The Opening of the Fifth Seal is an oil painting created by El Greco during the late years of his life. It was produced as an altarpiece for the church of Saint John the Baptist Hospital in Toledo, Spain. The painting emphasized the privileges that the hospital’s deceased patients received, and the meaning was connected to the artist’s personal faith. The upper portion of the artwork is missing, but it is thought to depict the Sacrificial Lamb while opening the Fifth Seal of the Apocalypse.
The surviving lower section of the painting portrays the souls of martyrs receiving their rewards from God. El Greco’s use of vibrant colors and elongated figures, which represent his signature style, has inspired other artists such as Pablo Picasso. The artwork, which is located at the Metropolitan Museum of Art in New York, highlights El Greco’s religious beliefs as well as his artistic talent.

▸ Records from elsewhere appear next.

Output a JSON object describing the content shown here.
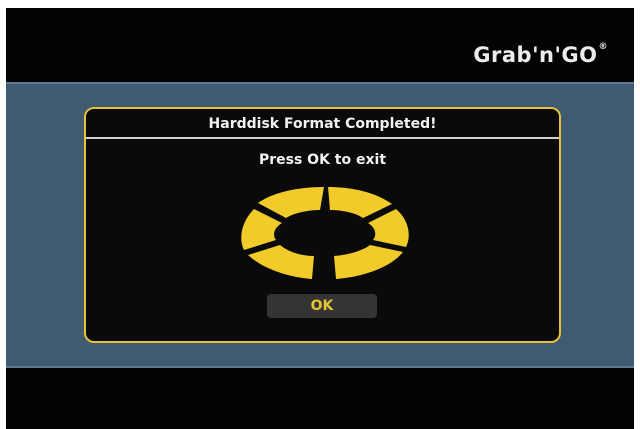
{
  "brand": {
    "logo_text": "Grab'n'GO",
    "logo_mark": "®"
  },
  "dialog": {
    "title": "Harddisk Format Completed!",
    "message": "Press OK to exit",
    "ok_label": "OK",
    "progress_icon": "segmented-ring-spinner-icon"
  },
  "colors": {
    "accent_yellow": "#e3c337",
    "band_blue": "#3f5a71",
    "screen_black": "#030303"
  }
}
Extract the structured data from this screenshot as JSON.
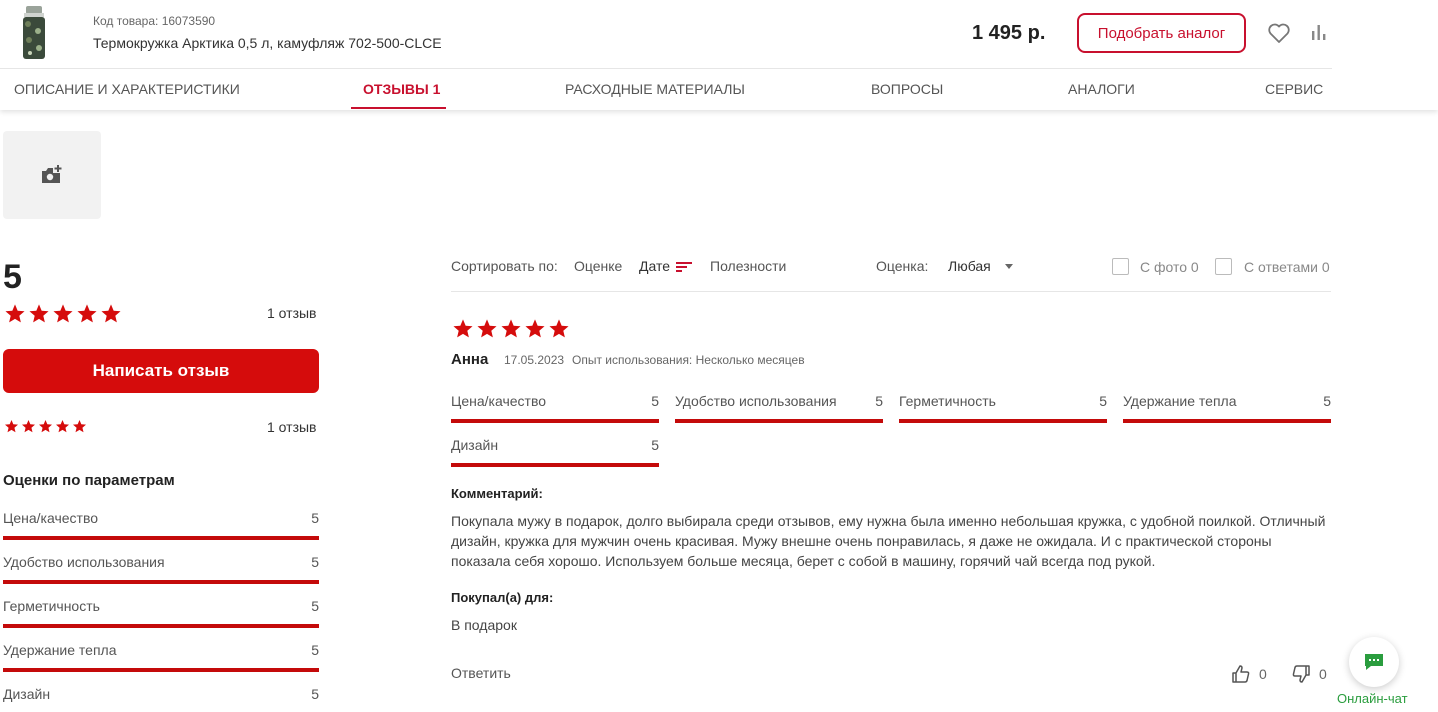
{
  "header": {
    "product_code": "Код товара: 16073590",
    "product_name": "Термокружка Арктика 0,5 л, камуфляж 702-500-CLCE",
    "price": "1 495 р.",
    "analog_button": "Подобрать аналог",
    "favorite_icon": "heart-icon",
    "compare_icon": "bar-chart-icon"
  },
  "tabs": [
    {
      "label": "ОПИСАНИЕ И ХАРАКТЕРИСТИКИ",
      "active": false
    },
    {
      "label": "ОТЗЫВЫ 1",
      "active": true
    },
    {
      "label": "РАСХОДНЫЕ МАТЕРИАЛЫ",
      "active": false
    },
    {
      "label": "ВОПРОСЫ",
      "active": false
    },
    {
      "label": "АНАЛОГИ",
      "active": false
    },
    {
      "label": "СЕРВИС",
      "active": false
    }
  ],
  "photo_upload": {
    "icon": "camera-add-icon"
  },
  "summary": {
    "average": "5",
    "stars": 5,
    "count_label": "1 отзыв",
    "write_button": "Написать отзыв",
    "breakdown": [
      {
        "stars": 5,
        "count_label": "1 отзыв"
      }
    ],
    "params_title": "Оценки по параметрам",
    "params": [
      {
        "name": "Цена/качество",
        "value": "5",
        "fraction": 1.0
      },
      {
        "name": "Удобство использования",
        "value": "5",
        "fraction": 1.0
      },
      {
        "name": "Герметичность",
        "value": "5",
        "fraction": 1.0
      },
      {
        "name": "Удержание тепла",
        "value": "5",
        "fraction": 1.0
      },
      {
        "name": "Дизайн",
        "value": "5",
        "fraction": 1.0
      }
    ]
  },
  "toolbar": {
    "sort_label": "Сортировать по:",
    "sort_options": [
      "Оценке",
      "Дате",
      "Полезности"
    ],
    "sort_active": "Дате",
    "rating_label": "Оценка:",
    "rating_value": "Любая",
    "with_photo": "С фото 0",
    "with_answers": "С ответами 0"
  },
  "review": {
    "stars": 5,
    "author": "Анна",
    "date": "17.05.2023",
    "experience": "Опыт использования: Несколько месяцев",
    "params": [
      {
        "name": "Цена/качество",
        "value": "5",
        "fraction": 1.0
      },
      {
        "name": "Удобство использования",
        "value": "5",
        "fraction": 1.0
      },
      {
        "name": "Герметичность",
        "value": "5",
        "fraction": 1.0
      },
      {
        "name": "Удержание тепла",
        "value": "5",
        "fraction": 1.0
      },
      {
        "name": "Дизайн",
        "value": "5",
        "fraction": 1.0
      }
    ],
    "comment_heading": "Комментарий:",
    "comment": "Покупала мужу в подарок, долго выбирала среди отзывов, ему нужна была именно небольшая кружка, с удобной поилкой. Отличный дизайн, кружка для мужчин очень красивая. Мужу внешне очень понравилась, я даже не ожидала. И с практической стороны показала себя хорошо. Используем больше месяца, берет с собой в машину, горячий чай всегда под рукой.",
    "bought_for_heading": "Покупал(а) для:",
    "bought_for": "В подарок",
    "reply": "Ответить",
    "likes": "0",
    "dislikes": "0"
  },
  "chat": {
    "label": "Онлайн-чат",
    "icon": "chat-bubble-icon"
  },
  "colors": {
    "accent": "#c8102e",
    "button_red": "#d50c0c",
    "star": "#d50c0c",
    "chat_green": "#2a9d3e"
  }
}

The painting’s theological meaning is fascinating, displaying the end of the world when the seals covering a book are broken, one by one, by the divine hand. The Seventh Seal signifies a final judgement, and its opening is linked to the end. The painting is one of El Greco’s most dramatic works, with the elongated figures exaggerated by the bright light and bursting colors. The overall impression is one of distress and tension, emphasizing the martyr’s distress as well as the divine judgement that encompasses them.